───── RECORDS SUPPLIED

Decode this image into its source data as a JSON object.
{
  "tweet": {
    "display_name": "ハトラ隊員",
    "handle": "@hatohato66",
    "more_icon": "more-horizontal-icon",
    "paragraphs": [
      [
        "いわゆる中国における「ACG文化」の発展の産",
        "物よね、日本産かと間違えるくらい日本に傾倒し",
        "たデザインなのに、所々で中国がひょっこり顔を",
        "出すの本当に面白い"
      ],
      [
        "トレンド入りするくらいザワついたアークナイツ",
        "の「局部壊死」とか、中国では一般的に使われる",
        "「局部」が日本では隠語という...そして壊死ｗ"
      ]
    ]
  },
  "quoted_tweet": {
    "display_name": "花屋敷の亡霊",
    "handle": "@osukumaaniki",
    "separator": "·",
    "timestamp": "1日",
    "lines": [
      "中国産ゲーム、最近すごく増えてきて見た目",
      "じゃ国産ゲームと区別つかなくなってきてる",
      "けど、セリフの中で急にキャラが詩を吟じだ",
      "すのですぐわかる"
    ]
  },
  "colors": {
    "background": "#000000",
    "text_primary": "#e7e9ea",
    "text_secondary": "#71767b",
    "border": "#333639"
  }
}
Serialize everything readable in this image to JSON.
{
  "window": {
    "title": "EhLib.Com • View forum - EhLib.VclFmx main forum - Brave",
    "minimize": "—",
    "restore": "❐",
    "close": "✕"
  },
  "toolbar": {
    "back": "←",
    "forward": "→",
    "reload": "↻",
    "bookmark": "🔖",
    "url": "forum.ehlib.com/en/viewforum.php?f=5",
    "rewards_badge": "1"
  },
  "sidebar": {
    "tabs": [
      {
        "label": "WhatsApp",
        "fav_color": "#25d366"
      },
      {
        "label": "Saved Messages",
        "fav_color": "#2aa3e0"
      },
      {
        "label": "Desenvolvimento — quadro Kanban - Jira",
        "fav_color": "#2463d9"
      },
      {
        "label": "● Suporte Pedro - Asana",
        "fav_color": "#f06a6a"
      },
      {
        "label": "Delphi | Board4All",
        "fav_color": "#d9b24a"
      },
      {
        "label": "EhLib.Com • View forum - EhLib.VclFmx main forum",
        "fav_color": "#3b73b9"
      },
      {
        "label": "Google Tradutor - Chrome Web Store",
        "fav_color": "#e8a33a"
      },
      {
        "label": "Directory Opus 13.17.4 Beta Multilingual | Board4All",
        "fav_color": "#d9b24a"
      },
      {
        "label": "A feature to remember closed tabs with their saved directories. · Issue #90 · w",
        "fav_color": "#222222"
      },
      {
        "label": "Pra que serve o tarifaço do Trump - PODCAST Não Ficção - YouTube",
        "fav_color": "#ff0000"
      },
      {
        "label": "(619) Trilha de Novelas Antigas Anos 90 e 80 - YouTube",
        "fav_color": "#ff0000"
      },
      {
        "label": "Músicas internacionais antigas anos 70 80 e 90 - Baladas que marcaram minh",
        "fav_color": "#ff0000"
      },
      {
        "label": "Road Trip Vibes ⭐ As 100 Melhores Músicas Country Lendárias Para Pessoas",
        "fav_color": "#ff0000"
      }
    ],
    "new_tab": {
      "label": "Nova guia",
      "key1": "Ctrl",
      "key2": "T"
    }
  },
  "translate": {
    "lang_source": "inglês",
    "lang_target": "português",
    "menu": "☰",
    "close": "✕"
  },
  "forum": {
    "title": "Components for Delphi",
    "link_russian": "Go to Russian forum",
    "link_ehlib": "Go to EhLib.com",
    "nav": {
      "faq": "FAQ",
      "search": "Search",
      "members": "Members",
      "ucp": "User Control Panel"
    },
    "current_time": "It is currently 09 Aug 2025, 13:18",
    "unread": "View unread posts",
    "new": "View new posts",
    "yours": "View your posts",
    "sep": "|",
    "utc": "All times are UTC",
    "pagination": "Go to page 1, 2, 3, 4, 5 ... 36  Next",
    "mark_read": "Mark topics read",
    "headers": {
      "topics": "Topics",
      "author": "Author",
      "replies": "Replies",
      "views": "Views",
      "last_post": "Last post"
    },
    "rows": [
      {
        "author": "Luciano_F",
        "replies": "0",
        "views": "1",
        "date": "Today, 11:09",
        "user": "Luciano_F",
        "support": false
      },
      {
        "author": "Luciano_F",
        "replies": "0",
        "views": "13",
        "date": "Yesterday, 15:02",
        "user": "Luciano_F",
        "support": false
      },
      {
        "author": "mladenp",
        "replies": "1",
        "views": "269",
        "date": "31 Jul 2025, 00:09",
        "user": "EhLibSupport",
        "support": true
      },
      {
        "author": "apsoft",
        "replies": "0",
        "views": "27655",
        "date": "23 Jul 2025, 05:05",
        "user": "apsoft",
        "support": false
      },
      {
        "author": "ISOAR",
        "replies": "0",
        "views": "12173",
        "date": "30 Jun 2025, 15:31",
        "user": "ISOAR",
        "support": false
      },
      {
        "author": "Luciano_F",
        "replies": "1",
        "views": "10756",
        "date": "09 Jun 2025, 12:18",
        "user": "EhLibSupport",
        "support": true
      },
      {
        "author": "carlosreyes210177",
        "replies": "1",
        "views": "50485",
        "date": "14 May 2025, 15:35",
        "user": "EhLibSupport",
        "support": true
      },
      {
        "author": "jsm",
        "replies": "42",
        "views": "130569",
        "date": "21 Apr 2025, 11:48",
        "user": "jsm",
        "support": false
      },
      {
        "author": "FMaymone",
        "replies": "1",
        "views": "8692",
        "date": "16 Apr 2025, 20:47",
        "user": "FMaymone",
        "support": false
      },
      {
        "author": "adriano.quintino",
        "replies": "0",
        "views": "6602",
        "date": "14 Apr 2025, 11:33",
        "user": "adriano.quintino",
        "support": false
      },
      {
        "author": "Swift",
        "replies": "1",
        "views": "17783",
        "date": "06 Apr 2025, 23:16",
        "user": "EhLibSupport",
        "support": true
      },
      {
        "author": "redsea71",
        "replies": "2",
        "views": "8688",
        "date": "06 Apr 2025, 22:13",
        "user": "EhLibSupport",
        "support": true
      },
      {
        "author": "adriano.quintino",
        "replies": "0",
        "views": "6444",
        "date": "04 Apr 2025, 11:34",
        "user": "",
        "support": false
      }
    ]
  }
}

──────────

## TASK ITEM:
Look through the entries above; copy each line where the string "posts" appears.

## YOUR SOLUTION:
    "unread": "View unread posts",
    "new": "View new posts",
    "yours": "View your posts",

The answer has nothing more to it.